  5. Once the storage account is created, navigate to the Storage Account, and grant "Reader and Data Access" for your team
    • If you receive errors about an unauthorized header, close your browser and re-login to Azure portal
  6. Inside the storage account, click Files and create a file share, call it something like "share", don't set a quota - every new user that accesses CloudShell and creates a profile will commit 5gb to this share so there's really no point in trying to limit unless you are scared of the hackers
  7. Click the "share" share so that it opens and click "Upload" and upload scripts and other resources here for your team
To access these resources, you need to have your each member on your team open a new Cloud Shell and, hopefully, they've never used this before. If they have, you will need to have them use a command to mount this new storage instead of their original storage (clouddrive mount -s SUBSCRIPTIONGUID -g "YOURRESOURCEGROUPNAME" -n "YOURSTORAGEACCOUNTNAME" -f "YOURSHARENAME")...beware, they may want to backup their stuff before they switch storage like that:

  1. Click the Cloud Shell button immediately to the right of the search bar in Azure Portal
  2. Click PowerShell as the language (you can change this later if you like)
  3. Click Advanced Settings on the right
  4. Make sure the settings all match what you have made (you may have to manually type the Share name)
  5. Click Connect/Yes/whatever allows it to go
Now that it is connected (you can verify if you use the Get-Clouddrive command and it gives you useful information), you can access those shared resources by typing this:
cd $HOME/clouddrive

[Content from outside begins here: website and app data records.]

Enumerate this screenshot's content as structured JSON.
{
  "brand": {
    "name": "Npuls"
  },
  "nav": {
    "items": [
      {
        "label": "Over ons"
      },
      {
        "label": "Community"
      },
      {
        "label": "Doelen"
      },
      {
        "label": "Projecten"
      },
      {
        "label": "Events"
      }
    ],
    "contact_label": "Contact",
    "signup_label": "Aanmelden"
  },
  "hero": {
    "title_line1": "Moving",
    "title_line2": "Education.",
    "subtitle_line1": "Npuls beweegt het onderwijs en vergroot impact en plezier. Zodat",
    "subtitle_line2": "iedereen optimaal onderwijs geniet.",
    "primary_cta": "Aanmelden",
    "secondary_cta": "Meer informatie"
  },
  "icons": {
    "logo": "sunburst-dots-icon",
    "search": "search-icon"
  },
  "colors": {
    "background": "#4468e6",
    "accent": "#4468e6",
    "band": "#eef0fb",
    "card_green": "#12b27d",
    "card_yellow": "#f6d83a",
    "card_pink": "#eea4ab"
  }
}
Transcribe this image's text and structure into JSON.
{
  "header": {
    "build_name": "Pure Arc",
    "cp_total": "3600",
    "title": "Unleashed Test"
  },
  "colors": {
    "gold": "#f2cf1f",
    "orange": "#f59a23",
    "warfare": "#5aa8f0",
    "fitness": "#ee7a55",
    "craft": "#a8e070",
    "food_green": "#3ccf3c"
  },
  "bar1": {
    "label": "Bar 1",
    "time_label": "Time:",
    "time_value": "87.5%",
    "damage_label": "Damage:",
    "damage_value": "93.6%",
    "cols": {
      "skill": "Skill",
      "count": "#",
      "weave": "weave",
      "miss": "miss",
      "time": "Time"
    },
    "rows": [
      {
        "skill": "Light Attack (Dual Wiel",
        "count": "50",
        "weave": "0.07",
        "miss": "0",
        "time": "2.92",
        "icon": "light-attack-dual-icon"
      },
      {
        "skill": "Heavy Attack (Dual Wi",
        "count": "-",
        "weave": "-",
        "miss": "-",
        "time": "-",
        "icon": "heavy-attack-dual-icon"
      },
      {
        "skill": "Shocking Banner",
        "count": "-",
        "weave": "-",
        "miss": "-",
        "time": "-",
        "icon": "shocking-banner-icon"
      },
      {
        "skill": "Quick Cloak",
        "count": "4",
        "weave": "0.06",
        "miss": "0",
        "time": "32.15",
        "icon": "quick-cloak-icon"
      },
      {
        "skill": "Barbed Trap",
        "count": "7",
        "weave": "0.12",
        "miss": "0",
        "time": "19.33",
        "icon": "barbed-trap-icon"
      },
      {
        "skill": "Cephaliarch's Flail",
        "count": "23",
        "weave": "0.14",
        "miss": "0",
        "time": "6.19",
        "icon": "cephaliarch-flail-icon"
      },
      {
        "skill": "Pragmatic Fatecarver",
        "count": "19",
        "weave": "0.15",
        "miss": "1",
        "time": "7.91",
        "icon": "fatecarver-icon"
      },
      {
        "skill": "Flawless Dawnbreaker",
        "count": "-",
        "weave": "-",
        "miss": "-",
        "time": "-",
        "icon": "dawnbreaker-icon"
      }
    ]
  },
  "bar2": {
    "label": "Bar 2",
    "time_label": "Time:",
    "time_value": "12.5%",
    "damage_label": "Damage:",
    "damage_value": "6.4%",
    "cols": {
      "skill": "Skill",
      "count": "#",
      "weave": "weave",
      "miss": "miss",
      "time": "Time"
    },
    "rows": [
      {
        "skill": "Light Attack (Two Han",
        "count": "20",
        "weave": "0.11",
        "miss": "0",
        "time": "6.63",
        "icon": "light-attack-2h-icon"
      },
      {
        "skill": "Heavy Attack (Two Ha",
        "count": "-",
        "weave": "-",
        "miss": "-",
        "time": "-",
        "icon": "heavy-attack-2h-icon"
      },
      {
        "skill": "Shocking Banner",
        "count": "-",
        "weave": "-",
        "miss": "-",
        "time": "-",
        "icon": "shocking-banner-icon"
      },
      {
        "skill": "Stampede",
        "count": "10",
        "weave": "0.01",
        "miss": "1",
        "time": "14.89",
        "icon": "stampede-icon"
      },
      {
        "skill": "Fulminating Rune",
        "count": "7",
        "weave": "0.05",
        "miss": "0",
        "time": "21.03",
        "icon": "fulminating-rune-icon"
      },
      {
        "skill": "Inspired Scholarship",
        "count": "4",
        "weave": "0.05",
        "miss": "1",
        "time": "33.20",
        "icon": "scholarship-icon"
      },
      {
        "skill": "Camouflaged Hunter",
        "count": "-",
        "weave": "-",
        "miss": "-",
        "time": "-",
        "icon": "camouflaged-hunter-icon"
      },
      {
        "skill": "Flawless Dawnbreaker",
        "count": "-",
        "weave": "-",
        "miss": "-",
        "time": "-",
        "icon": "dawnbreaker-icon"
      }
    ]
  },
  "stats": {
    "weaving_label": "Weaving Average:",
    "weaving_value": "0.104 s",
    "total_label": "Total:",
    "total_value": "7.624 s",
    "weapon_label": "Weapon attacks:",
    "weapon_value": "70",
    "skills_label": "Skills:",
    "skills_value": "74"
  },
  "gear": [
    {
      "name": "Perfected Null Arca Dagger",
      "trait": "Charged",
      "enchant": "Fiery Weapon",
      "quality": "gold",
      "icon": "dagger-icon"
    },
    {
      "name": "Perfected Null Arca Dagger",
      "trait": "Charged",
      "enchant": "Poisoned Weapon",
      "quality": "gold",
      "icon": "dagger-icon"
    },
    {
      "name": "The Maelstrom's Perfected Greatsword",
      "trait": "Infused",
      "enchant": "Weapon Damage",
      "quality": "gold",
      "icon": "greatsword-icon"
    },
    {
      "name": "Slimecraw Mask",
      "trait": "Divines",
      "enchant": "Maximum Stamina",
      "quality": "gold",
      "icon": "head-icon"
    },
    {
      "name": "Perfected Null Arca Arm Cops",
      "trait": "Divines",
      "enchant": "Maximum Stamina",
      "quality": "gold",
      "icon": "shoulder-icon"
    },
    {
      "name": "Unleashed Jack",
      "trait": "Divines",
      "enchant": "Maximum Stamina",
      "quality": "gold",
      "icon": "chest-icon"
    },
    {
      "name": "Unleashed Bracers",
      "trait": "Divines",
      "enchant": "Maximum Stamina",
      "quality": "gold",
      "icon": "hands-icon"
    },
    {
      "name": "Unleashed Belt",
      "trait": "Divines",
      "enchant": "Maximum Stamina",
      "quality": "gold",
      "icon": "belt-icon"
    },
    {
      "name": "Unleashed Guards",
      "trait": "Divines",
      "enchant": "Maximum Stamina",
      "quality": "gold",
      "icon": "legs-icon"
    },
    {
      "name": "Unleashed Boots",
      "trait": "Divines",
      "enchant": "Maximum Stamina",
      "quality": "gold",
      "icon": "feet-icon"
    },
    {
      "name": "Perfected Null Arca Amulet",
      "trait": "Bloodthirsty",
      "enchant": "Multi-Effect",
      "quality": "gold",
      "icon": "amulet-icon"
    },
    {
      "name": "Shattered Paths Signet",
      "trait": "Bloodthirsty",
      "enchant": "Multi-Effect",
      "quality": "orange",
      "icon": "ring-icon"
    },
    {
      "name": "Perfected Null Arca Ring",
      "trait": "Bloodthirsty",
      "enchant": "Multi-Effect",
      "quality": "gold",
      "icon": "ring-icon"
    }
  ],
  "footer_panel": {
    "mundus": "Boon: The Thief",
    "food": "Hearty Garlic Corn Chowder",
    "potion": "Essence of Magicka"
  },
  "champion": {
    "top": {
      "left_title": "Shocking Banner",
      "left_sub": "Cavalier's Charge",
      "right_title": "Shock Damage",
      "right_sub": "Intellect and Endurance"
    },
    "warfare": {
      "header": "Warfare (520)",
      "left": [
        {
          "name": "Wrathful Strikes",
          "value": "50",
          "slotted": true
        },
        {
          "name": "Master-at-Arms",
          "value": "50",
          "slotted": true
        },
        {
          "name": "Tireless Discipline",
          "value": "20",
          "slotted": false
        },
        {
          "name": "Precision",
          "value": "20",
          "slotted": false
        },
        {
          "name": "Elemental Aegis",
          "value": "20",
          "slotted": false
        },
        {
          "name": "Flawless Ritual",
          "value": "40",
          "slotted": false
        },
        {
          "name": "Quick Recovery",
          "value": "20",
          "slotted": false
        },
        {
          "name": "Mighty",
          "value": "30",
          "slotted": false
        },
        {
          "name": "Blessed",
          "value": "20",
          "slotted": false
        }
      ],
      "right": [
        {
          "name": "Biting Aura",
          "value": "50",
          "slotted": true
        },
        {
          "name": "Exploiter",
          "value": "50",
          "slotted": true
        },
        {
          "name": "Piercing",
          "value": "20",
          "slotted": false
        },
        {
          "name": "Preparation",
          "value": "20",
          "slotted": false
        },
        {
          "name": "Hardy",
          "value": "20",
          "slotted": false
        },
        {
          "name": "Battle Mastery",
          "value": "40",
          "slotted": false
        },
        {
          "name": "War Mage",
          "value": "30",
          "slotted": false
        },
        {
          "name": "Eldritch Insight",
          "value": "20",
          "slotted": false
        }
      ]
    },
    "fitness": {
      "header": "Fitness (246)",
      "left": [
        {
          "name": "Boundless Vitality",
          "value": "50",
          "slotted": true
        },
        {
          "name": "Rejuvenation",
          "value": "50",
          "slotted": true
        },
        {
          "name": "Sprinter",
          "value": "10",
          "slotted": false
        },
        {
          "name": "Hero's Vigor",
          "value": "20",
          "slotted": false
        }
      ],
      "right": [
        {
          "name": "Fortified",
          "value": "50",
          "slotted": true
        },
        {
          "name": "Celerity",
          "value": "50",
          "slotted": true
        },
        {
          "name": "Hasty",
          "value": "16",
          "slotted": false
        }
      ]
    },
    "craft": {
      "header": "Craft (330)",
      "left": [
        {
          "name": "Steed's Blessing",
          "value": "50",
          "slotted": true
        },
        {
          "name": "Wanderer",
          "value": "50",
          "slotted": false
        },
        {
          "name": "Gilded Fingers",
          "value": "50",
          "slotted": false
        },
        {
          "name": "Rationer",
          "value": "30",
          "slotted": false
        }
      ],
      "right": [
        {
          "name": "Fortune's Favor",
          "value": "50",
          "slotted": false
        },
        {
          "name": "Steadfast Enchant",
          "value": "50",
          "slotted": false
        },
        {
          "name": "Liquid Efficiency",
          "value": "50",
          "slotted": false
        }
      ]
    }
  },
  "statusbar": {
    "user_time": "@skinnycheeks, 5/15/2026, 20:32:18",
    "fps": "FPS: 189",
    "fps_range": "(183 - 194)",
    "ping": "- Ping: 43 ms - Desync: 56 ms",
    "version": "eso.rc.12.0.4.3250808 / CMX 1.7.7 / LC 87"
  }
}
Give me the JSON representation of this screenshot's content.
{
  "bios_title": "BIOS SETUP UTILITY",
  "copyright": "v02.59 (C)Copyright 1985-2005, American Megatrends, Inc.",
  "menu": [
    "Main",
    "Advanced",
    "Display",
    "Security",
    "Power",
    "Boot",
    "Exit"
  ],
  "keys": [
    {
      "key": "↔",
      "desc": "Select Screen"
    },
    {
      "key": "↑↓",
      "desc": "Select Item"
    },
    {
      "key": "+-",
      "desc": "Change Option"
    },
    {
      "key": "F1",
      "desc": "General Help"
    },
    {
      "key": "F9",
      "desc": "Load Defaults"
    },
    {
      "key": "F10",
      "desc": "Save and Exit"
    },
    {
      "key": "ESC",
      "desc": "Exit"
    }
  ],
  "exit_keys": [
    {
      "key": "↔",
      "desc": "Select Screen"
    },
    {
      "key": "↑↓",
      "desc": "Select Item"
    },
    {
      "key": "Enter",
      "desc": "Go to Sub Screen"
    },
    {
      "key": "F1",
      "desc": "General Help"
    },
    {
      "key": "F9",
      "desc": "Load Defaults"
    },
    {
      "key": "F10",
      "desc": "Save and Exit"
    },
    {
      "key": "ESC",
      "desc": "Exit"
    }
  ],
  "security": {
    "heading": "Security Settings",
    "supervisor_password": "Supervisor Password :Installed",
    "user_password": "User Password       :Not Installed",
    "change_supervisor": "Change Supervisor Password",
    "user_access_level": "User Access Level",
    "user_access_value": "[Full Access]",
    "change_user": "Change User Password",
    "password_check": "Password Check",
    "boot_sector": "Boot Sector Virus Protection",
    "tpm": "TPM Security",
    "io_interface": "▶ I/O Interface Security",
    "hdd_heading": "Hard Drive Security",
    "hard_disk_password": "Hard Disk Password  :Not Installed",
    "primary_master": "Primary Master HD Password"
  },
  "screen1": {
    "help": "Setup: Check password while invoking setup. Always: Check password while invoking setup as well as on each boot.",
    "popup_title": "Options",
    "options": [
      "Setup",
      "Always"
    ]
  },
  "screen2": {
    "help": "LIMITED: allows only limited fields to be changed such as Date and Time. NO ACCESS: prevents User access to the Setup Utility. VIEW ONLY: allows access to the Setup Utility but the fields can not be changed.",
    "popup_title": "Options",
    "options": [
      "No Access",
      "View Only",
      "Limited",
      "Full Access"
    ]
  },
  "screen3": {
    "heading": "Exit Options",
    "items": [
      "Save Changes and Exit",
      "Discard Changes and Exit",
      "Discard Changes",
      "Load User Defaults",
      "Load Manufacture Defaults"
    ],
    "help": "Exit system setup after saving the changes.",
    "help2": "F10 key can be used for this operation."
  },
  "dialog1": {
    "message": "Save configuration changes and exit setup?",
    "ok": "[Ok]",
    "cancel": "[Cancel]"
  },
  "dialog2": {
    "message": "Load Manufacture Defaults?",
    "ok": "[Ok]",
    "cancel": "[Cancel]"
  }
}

Now your PowerShell window is located in the main directory of the share...you can use dir to list the contents and even use tab completion to load your script name and it'll work. One downside: you cannot access local resources (e.g. local Active Directory or modules) when the script is accessed within cloud shell (you can actually map it as a network drive). The best way to handle this situation is to create a Hybrid Runbook Worker so that you can create Runbooks (aka scripts) and use the scripts stored in your shared location to call the runbooks and specify that they run on the Hybrid Runbook Worker.